Iraqis, U.S. Intensify Actions in Sadr City
Sunday, April 13, 2008
BAGHDAD, April 12 -- Iraqi and U.S. military forces on Saturday pushed deeper into the Sadr City neighborhood of Baghdad, an area largely controlled by Shiite militiamen loyal to anti-American cleric Moqtada al-Sadr.
A curfew imposed on Sadr City more than a week ago was lifted, and residents appeared on the streets as shops reopened, despite the large presence of U.S. and Iraqi security forces.
Leaders of Sadr's Mahdi Army militia reported that U.S. and Iraqi forces had split the area into at least two sections and were placing concrete barriers at a major intersection. American and Iraqi snipers patrolled from the rooftops of nearby buildings.
The Mahdi Army leaders also said Iraqi and American security forces had massed outside a home in Sadr City where a memorial service was being held for cleric Riyadh al-Nouri, a senior Sadr aide assassinated in the holy city of Najaf on Friday.
"The siege is still on," said Abu Haider, a Mahdi Army leader in Sadr City.
Abu Haider called the cancellation of the curfew a propaganda ploy and said government forces had opened just one entrance point for traffic into Sadr City, home to an estimated 2 million people.
"You can imagine the traffic jam," he said.

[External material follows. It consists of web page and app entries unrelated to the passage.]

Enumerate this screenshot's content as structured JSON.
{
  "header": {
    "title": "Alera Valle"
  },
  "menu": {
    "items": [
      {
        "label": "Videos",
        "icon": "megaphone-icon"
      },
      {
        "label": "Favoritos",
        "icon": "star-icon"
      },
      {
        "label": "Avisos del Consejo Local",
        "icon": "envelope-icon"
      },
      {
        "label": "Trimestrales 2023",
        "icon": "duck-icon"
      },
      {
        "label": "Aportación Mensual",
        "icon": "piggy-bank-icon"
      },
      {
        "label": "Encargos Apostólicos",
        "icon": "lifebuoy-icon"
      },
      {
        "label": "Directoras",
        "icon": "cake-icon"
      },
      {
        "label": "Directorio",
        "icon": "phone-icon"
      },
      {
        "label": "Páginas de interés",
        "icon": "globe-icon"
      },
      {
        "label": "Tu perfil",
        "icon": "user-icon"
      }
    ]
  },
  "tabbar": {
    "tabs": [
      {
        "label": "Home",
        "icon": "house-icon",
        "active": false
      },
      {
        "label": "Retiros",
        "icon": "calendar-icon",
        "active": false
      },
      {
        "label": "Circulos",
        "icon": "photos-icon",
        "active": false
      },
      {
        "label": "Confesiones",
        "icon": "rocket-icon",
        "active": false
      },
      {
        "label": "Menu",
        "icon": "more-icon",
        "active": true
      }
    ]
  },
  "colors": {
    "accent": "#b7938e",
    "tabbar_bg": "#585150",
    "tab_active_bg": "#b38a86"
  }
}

Separately, the U.S. military said an American soldier was killed by a roadside bomb Saturday morning in northwest Baghdad. At least 19 American troops have been killed in Iraq since last Sunday, making it the deadliest week for U.S. troops in Iraq this year, according to a count by the Associated Press.

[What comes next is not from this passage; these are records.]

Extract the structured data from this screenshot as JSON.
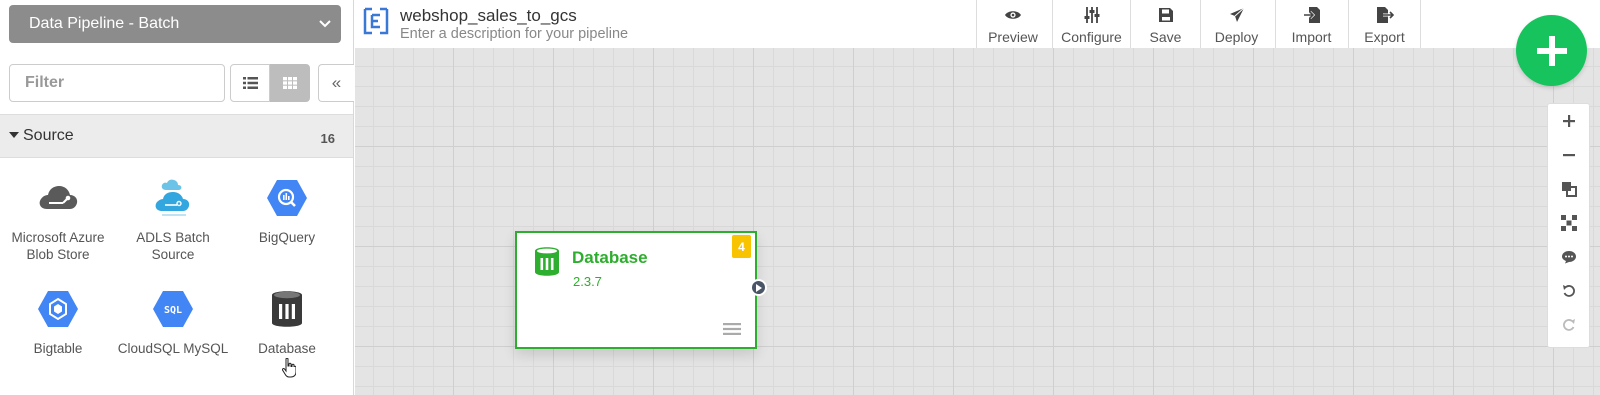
{
  "sidebar": {
    "pipeline_type": "Data Pipeline - Batch",
    "filter_placeholder": "Filter",
    "collapse_label": "«",
    "source_section": {
      "title": "Source",
      "count": "16"
    },
    "plugins": [
      {
        "label": "Microsoft Azure Blob Store",
        "icon": "azure-cloud-icon"
      },
      {
        "label": "ADLS Batch Source",
        "icon": "adls-cloud-icon"
      },
      {
        "label": "BigQuery",
        "icon": "bigquery-icon"
      },
      {
        "label": "Bigtable",
        "icon": "bigtable-icon"
      },
      {
        "label": "CloudSQL MySQL",
        "icon": "cloudsql-icon"
      },
      {
        "label": "Database",
        "icon": "database-icon"
      }
    ],
    "cloudsql_icon_text": "SQL"
  },
  "topbar": {
    "pipeline_name": "webshop_sales_to_gcs",
    "description_placeholder": "Enter a description for your pipeline",
    "buttons": {
      "preview": "Preview",
      "configure": "Configure",
      "save": "Save",
      "deploy": "Deploy",
      "import": "Import",
      "export": "Export"
    }
  },
  "canvas": {
    "node": {
      "name": "Database",
      "version": "2.3.7",
      "badge": "4",
      "icon": "database-icon"
    }
  },
  "colors": {
    "accent_green": "#2eae2e",
    "fab_green": "#17c35c",
    "badge_yellow": "#f8c300",
    "google_blue": "#4285f4",
    "select_gray": "#8c8c8c"
  }
}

Hundreds of people have died in fighting between Sadr's followers and U.S. and Iraqi forces since late last month, when Prime Minister Nouri al-Maliki launched a major offensive against the militia and other groups in the southern port city of Basra.
Sadr aides have said they detected a political motive in the Basra offensive and the continuing operations against the Mahdi Army. Sadr's supporters, who are vying for power against Maliki's party and other Shiite movements, expect to do well in key provincial and local elections set for later this year.
The U.S. military said 11 fighters were killed in operations in Sadr City on Friday, as American and Iraqi forces battled snipers and fighters firing machine guns and rocket-propelled grenades. A drone-fired missile killed three men planting roadside bombs, the military said.
The U.S. military said that two armored vehicles were damaged in the Sadr City fighting but that no U.S. or Iraqi troops were killed or seriously injured.
Abu Haider said that American helicopters hovered above Sadr City on Friday night and that civilians were injured in the fighting, which damaged homes and shops.
Maj. Mark Cheadle, a U.S. military spokesman, reported that the fighting was less intense Saturday and that American and Iraqi forces were setting up security stations to be manned by Iraqis.
"They can't stop that," Cheadle said, referring to the militiamen. "It's just a matter of how painful they want to make it."
Special correspondent K.I. Ibrahim and other Washington Post staff contributed to this report.